**YOUR TASK**
Quote all of the data below exactly, please.

**MATERIAL TO PROCESS**
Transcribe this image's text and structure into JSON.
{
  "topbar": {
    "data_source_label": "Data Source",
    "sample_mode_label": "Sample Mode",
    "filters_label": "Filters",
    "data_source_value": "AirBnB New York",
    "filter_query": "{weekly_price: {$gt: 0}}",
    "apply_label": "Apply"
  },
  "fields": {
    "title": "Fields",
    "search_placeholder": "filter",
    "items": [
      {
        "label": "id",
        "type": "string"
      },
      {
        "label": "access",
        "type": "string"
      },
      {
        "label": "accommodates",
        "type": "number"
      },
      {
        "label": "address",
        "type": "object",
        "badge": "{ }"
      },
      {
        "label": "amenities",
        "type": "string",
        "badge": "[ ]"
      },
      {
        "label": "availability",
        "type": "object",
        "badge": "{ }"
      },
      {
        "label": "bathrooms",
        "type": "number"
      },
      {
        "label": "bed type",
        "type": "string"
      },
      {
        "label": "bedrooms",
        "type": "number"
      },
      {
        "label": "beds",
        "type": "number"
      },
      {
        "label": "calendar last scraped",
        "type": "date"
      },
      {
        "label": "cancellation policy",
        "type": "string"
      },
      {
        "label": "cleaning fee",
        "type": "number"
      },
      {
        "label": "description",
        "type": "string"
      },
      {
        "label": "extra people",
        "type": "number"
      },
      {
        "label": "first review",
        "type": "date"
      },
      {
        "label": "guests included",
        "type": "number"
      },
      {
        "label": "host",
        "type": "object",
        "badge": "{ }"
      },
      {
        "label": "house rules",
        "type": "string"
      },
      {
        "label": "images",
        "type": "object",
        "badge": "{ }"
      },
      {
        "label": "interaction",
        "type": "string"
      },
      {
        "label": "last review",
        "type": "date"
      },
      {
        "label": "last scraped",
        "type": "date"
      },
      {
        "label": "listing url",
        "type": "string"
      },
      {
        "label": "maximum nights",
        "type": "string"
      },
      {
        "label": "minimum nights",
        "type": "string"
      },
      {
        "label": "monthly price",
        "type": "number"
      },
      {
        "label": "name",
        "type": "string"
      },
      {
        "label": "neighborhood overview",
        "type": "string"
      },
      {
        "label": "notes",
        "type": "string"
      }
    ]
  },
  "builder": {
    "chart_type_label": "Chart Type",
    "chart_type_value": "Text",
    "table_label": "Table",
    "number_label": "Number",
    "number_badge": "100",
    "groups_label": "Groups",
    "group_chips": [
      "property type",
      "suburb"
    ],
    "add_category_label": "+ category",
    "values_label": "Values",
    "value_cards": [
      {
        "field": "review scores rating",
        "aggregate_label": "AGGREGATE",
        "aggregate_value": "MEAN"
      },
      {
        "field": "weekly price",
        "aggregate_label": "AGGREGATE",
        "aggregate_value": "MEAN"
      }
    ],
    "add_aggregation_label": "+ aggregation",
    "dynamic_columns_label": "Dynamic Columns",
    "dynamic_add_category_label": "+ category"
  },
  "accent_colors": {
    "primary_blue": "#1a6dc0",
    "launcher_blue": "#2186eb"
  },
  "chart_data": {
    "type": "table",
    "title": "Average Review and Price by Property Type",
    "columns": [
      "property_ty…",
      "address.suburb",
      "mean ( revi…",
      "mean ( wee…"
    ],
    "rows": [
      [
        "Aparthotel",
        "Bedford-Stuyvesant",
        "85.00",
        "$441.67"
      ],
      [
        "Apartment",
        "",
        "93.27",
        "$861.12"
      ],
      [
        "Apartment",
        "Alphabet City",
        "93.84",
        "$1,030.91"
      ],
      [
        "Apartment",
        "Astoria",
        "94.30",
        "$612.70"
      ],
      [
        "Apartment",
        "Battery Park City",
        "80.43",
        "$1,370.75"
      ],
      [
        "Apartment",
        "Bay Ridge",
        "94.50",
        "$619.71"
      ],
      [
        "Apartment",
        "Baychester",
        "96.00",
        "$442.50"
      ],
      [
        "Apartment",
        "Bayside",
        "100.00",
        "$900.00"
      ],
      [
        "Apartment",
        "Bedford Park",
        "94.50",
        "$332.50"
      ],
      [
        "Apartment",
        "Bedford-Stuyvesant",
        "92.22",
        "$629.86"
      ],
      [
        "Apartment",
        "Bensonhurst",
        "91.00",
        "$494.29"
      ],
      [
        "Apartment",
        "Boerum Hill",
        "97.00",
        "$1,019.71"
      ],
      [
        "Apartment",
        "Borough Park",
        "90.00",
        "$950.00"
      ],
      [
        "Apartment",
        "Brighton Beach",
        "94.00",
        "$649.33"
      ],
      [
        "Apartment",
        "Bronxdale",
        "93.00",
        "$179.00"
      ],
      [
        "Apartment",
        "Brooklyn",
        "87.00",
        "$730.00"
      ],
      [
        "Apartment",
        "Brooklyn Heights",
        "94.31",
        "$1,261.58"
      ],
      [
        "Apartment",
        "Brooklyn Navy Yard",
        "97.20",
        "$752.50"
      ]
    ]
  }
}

**SOLUTION FOR THIS EXERCISE**
Transcribe this image's text and structure into JSON.
{
  "topbar": {
    "data_source_label": "Data Source",
    "sample_mode_label": "Sample Mode",
    "filters_label": "Filters",
    "data_source_value": "AirBnB New York",
    "filter_query": "{weekly_price: {$gt: 0}}",
    "apply_label": "Apply"
  },
  "fields": {
    "title": "Fields",
    "search_placeholder": "filter",
    "items": [
      {
        "label": "id",
        "type": "string"
      },
      {
        "label": "access",
        "type": "string"
      },
      {
        "label": "accommodates",
        "type": "number"
      },
      {
        "label": "address",
        "type": "object",
        "badge": "{ }"
      },
      {
        "label": "amenities",
        "type": "string",
        "badge": "[ ]"
      },
      {
        "label": "availability",
        "type": "object",
        "badge": "{ }"
      },
      {
        "label": "bathrooms",
        "type": "number"
      },
      {
        "label": "bed type",
        "type": "string"
      },
      {
        "label": "bedrooms",
        "type": "number"
      },
      {
        "label": "beds",
        "type": "number"
      },
      {
        "label": "calendar last scraped",
        "type": "date"
      },
      {
        "label": "cancellation policy",
        "type": "string"
      },
      {
        "label": "cleaning fee",
        "type": "number"
      },
      {
        "label": "description",
        "type": "string"
      },
      {
        "label": "extra people",
        "type": "number"
      },
      {
        "label": "first review",
        "type": "date"
      },
      {
        "label": "guests included",
        "type": "number"
      },
      {
        "label": "host",
        "type": "object",
        "badge": "{ }"
      },
      {
        "label": "house rules",
        "type": "string"
      },
      {
        "label": "images",
        "type": "object",
        "badge": "{ }"
      },
      {
        "label": "interaction",
        "type": "string"
      },
      {
        "label": "last review",
        "type": "date"
      },
      {
        "label": "last scraped",
        "type": "date"
      },
      {
        "label": "listing url",
        "type": "string"
      },
      {
        "label": "maximum nights",
        "type": "string"
      },
      {
        "label": "minimum nights",
        "type": "string"
      },
      {
        "label": "monthly price",
        "type": "number"
      },
      {
        "label": "name",
        "type": "string"
      },
      {
        "label": "neighborhood overview",
        "type": "string"
      },
      {
        "label": "notes",
        "type": "string"
      }
    ]
  },
  "builder": {
    "chart_type_label": "Chart Type",
    "chart_type_value": "Text",
    "table_label": "Table",
    "number_label": "Number",
    "number_badge": "100",
    "groups_label": "Groups",
    "group_chips": [
      "property type",
      "suburb"
    ],
    "add_category_label": "+ category",
    "values_label": "Values",
    "value_cards": [
      {
        "field": "review scores rating",
        "aggregate_label": "AGGREGATE",
        "aggregate_value": "MEAN"
      },
      {
        "field": "weekly price",
        "aggregate_label": "AGGREGATE",
        "aggregate_value": "MEAN"
      }
    ],
    "add_aggregation_label": "+ aggregation",
    "dynamic_columns_label": "Dynamic Columns",
    "dynamic_add_category_label": "+ category"
  },
  "accent_colors": {
    "primary_blue": "#1a6dc0",
    "launcher_blue": "#2186eb"
  },
  "chart_data": {
    "type": "table",
    "title": "Average Review and Price by Property Type",
    "columns": [
      "property_ty…",
      "address.suburb",
      "mean ( revi…",
      "mean ( wee…"
    ],
    "rows": [
      [
        "Aparthotel",
        "Bedford-Stuyvesant",
        "85.00",
        "$441.67"
      ],
      [
        "Apartment",
        "",
        "93.27",
        "$861.12"
      ],
      [
        "Apartment",
        "Alphabet City",
        "93.84",
        "$1,030.91"
      ],
      [
        "Apartment",
        "Astoria",
        "94.30",
        "$612.70"
      ],
      [
        "Apartment",
        "Battery Park City",
        "80.43",
        "$1,370.75"
      ],
      [
        "Apartment",
        "Bay Ridge",
        "94.50",
        "$619.71"
      ],
      [
        "Apartment",
        "Baychester",
        "96.00",
        "$442.50"
      ],
      [
        "Apartment",
        "Bayside",
        "100.00",
        "$900.00"
      ],
      [
        "Apartment",
        "Bedford Park",
        "94.50",
        "$332.50"
      ],
      [
        "Apartment",
        "Bedford-Stuyvesant",
        "92.22",
        "$629.86"
      ],
      [
        "Apartment",
        "Bensonhurst",
        "91.00",
        "$494.29"
      ],
      [
        "Apartment",
        "Boerum Hill",
        "97.00",
        "$1,019.71"
      ],
      [
        "Apartment",
        "Borough Park",
        "90.00",
        "$950.00"
      ],
      [
        "Apartment",
        "Brighton Beach",
        "94.00",
        "$649.33"
      ],
      [
        "Apartment",
        "Bronxdale",
        "93.00",
        "$179.00"
      ],
      [
        "Apartment",
        "Brooklyn",
        "87.00",
        "$730.00"
      ],
      [
        "Apartment",
        "Brooklyn Heights",
        "94.31",
        "$1,261.58"
      ],
      [
        "Apartment",
        "Brooklyn Navy Yard",
        "97.20",
        "$752.50"
      ]
    ]
  }
}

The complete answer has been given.